- **Input records**
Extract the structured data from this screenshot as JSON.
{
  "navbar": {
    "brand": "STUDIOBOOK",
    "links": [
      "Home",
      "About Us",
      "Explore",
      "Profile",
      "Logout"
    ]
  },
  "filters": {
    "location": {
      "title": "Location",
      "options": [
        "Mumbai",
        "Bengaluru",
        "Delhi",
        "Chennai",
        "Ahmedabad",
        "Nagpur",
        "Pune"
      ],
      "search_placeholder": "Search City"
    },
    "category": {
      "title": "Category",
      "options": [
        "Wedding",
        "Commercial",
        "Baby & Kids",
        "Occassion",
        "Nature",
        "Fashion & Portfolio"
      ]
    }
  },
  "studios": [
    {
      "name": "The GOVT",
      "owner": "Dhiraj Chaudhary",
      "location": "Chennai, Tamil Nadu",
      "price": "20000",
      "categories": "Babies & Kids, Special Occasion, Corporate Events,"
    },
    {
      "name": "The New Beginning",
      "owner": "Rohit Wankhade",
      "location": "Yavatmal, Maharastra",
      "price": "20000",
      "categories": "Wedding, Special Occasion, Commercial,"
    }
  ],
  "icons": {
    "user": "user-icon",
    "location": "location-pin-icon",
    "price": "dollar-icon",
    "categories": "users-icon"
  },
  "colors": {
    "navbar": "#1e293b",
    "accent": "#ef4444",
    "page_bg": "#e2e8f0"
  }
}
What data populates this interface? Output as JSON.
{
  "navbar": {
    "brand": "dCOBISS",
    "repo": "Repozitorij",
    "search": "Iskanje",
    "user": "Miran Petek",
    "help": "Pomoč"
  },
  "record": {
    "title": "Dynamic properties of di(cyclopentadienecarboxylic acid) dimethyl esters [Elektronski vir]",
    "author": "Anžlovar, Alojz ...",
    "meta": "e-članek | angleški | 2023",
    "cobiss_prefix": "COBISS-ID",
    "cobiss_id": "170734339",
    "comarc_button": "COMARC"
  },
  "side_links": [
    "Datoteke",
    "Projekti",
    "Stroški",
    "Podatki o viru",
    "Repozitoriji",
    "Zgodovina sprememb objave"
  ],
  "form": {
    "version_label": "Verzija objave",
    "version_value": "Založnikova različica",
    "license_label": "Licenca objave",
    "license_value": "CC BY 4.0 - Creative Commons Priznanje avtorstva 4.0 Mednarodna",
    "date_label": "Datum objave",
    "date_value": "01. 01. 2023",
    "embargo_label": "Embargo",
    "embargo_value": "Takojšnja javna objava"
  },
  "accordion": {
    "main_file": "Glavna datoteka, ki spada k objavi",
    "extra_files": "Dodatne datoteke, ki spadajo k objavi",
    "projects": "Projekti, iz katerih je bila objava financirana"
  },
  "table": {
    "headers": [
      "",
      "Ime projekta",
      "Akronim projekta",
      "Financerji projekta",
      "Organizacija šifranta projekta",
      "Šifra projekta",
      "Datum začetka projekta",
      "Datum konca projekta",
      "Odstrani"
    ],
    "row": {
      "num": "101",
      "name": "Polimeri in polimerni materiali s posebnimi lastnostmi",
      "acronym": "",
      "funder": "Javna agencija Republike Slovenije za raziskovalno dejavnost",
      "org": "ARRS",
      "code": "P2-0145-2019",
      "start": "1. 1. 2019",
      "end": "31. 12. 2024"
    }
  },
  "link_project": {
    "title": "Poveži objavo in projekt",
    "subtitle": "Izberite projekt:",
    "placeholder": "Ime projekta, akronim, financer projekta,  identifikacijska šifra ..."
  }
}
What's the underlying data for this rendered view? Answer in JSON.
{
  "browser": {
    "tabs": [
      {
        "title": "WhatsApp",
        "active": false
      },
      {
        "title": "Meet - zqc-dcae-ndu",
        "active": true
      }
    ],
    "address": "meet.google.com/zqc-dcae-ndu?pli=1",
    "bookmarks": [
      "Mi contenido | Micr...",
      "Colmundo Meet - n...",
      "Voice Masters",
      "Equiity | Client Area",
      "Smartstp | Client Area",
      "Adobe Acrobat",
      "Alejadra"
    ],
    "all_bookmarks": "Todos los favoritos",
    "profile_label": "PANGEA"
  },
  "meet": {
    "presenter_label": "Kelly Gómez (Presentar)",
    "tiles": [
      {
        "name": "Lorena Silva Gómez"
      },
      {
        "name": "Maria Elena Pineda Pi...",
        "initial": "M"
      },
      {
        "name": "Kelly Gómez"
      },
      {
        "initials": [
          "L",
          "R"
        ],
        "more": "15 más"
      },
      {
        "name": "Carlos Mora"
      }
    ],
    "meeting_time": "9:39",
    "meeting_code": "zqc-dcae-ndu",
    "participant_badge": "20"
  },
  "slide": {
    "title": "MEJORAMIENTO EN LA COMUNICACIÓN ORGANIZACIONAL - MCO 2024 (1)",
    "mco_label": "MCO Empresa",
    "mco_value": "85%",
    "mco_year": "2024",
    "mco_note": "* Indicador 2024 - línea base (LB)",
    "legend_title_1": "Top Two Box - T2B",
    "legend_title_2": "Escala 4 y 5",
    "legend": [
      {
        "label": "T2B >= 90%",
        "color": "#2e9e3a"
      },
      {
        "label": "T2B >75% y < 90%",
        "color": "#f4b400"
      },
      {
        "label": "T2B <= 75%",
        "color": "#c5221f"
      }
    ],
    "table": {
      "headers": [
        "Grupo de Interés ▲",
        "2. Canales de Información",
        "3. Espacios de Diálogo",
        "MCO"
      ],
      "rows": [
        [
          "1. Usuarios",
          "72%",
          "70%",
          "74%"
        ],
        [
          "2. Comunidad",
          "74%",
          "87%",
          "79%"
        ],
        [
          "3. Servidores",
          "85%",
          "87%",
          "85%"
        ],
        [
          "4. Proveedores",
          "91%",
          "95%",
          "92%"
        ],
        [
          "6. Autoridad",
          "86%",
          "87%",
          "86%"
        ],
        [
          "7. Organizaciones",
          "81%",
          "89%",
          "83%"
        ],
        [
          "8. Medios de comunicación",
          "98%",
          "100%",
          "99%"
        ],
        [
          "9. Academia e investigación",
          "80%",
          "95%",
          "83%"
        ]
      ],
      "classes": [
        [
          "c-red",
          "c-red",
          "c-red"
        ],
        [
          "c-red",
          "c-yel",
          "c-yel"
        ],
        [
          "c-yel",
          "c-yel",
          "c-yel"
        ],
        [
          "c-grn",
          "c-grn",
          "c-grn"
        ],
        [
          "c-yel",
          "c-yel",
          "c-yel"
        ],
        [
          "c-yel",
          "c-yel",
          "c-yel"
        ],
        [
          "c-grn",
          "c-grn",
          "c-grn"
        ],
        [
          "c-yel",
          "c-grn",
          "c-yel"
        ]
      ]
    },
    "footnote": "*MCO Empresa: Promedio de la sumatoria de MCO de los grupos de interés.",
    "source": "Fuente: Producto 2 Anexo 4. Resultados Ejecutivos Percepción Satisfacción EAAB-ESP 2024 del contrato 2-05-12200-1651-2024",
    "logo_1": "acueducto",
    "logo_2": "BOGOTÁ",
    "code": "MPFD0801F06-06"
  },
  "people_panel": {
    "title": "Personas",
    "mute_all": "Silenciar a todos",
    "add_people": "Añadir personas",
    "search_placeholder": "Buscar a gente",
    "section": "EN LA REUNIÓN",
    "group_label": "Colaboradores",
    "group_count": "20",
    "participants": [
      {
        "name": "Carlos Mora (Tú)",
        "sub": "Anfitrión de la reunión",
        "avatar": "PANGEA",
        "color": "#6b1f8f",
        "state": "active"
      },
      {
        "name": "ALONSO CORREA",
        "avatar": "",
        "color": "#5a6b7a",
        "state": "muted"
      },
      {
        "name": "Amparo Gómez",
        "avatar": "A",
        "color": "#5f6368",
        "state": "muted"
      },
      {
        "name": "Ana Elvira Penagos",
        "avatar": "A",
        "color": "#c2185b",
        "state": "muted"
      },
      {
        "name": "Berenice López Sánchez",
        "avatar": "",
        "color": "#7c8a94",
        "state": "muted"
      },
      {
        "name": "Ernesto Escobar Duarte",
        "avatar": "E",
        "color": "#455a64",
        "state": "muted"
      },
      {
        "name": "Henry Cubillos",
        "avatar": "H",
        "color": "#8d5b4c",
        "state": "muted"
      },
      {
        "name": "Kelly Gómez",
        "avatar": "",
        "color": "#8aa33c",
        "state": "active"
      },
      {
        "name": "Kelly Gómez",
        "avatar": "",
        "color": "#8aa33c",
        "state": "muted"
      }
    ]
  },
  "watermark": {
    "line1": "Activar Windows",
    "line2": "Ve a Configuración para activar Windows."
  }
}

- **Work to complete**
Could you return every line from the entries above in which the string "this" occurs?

- **Response**
Extract the structured data from this screenshot as JSON.
What data populates this interface? Output as JSON.
What's the underlying data for this rendered view? Answer in JSON.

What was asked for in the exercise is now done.